Early structural and functional signature of 3-day human skeletal muscle disuse using the dry immersion model.


PMID 28326563

Abstract

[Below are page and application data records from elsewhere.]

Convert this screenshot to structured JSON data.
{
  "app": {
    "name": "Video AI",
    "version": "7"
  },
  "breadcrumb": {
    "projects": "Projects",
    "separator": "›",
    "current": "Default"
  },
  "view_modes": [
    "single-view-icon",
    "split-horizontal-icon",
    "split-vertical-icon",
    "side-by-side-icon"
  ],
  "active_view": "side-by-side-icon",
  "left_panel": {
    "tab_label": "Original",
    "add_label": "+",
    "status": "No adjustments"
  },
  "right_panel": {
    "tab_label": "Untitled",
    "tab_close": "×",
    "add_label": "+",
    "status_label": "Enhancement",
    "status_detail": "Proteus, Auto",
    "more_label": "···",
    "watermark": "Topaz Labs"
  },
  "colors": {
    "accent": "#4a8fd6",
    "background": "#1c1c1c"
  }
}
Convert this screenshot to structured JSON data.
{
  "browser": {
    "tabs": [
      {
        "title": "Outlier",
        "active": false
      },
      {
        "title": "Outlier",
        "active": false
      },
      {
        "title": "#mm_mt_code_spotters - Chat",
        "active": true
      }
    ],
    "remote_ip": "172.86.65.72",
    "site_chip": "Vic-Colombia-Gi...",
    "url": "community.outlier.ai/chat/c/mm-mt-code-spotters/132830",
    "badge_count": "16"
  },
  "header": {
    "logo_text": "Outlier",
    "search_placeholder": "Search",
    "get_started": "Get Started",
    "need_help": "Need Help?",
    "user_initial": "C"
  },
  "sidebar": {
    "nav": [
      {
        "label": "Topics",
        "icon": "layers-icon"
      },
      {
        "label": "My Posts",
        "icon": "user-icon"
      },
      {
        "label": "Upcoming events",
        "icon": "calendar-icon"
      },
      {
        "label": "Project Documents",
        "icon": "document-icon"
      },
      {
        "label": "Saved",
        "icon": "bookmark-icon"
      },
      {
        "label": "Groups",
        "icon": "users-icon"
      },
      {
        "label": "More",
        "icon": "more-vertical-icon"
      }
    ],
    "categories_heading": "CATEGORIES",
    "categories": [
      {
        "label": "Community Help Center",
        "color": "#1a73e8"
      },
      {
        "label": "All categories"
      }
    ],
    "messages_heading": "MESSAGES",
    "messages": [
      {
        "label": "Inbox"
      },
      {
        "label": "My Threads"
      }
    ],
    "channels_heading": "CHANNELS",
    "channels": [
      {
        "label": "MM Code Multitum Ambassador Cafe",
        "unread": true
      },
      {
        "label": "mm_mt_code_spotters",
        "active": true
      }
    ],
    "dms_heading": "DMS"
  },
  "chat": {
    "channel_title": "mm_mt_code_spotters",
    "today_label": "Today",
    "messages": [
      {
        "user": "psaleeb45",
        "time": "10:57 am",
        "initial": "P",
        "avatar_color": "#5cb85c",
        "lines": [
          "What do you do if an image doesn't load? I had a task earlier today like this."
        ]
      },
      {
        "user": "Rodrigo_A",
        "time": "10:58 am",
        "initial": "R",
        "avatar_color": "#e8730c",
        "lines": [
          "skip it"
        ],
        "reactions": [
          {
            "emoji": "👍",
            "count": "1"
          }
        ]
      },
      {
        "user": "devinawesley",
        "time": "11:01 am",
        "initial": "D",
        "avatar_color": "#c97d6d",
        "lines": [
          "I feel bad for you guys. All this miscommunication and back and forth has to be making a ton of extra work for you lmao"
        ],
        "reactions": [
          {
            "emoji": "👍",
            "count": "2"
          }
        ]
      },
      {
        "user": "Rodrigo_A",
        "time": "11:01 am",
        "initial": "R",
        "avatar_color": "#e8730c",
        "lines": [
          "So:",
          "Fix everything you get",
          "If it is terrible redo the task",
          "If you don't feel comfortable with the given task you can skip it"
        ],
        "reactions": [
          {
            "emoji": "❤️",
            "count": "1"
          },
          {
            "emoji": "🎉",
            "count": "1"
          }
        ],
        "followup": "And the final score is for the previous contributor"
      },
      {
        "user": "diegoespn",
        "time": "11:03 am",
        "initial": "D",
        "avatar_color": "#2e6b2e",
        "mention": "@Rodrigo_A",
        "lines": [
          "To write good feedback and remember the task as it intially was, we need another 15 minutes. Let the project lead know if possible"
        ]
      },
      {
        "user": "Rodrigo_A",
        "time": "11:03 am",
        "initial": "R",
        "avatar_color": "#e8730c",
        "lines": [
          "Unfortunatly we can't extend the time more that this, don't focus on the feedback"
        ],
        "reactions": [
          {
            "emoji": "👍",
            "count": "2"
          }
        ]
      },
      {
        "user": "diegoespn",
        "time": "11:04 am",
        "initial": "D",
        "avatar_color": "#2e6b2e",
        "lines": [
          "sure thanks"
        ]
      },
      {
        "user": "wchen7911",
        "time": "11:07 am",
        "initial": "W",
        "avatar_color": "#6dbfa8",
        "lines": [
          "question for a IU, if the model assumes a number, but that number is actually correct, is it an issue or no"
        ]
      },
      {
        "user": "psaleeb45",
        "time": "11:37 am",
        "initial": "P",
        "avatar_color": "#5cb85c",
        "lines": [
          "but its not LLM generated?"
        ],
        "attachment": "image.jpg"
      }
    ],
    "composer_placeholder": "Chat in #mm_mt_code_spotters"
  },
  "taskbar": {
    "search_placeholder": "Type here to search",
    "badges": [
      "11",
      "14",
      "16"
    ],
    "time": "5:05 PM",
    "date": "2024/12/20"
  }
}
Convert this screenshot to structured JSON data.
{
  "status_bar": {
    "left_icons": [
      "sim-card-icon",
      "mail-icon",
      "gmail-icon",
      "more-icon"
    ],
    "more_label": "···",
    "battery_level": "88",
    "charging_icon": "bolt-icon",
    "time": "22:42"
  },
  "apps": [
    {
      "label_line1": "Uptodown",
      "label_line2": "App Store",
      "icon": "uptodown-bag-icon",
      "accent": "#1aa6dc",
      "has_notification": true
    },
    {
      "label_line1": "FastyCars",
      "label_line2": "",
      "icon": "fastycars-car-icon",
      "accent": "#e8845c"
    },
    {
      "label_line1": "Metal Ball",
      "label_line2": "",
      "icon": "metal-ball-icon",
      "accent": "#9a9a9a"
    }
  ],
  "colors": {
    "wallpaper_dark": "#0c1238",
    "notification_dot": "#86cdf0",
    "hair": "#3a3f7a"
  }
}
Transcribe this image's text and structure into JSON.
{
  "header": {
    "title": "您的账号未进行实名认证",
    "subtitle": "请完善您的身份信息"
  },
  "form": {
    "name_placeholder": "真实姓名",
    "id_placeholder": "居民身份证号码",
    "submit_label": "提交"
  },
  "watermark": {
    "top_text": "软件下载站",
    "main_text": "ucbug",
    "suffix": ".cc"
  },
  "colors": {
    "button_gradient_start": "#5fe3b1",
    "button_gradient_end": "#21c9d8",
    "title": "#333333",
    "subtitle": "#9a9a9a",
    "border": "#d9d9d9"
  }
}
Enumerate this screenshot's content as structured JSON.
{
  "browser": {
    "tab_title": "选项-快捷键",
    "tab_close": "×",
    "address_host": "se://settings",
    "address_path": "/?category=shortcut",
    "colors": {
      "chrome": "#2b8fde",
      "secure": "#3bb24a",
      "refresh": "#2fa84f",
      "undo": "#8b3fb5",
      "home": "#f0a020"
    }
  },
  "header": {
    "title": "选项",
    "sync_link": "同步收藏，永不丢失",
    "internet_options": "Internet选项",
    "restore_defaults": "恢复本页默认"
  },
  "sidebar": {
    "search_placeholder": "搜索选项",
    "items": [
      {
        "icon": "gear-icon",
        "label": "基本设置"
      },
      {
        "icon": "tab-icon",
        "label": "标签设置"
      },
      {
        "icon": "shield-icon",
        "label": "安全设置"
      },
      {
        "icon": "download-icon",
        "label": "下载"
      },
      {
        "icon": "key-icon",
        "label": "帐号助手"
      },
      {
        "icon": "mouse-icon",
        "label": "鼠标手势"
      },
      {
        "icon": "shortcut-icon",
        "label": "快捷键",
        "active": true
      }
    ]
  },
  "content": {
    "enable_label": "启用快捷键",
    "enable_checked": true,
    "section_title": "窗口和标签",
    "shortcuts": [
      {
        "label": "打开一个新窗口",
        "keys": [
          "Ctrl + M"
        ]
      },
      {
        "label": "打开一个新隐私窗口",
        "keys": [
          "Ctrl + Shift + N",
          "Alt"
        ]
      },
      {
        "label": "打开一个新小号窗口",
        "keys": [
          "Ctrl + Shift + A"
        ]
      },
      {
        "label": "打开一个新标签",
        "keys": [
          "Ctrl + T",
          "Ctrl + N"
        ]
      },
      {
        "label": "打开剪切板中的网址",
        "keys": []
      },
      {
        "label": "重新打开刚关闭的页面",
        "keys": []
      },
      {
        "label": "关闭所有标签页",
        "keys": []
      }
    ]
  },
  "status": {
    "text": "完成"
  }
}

Our study contributes to the characterization of muscle loss and weakness processes induced by a sedentary life style, chronic hypoactivity, clinical bed rest, immobilization and microgravity. This study, by bringing together integrated and cellular evaluation of muscle structure and function, identifies the early functional markers and biomarkers of muscle deconditioning. Three days of muscle disuse in healthy adult subjects is sufficient to significantly decrease muscle mass, tone and force, and to induce changes in function relating to a weakness in aerobic metabolism and muscle fibre denervation. The outcomes of this study should be considered in the development of an early muscle loss prevention programme and/or the development of pre-conditioning programmes required before clinical bed rest, immobilization and spaceflight travel. Microgravity and hypoactivity are associated with skeletal muscle deconditioning. The decrease of muscle mass follows an exponential decay, with major changes in the first days. The purpose of the study was to dissect out the effects of a short-term 3-day dry immersion (DI) on human quadriceps muscle function and structure. The DI model, by suppressing all support zones, accurately reproduces the effects of microgravity. Twelve healthy volunteers (32 ± 5 years) completed 3 days of DI. Muscle function was investigated through maximal voluntary contraction (MVC) tests and muscle viscoelasticity. Structural experiments were performed using MRI analysis and invasive experiments on muscle fibres. Our results indicated a significant 9.1% decrease of the normalized MVC constant (P = 0.048). Contraction and relaxation modelization kinetics reported modifications related to torque generation (k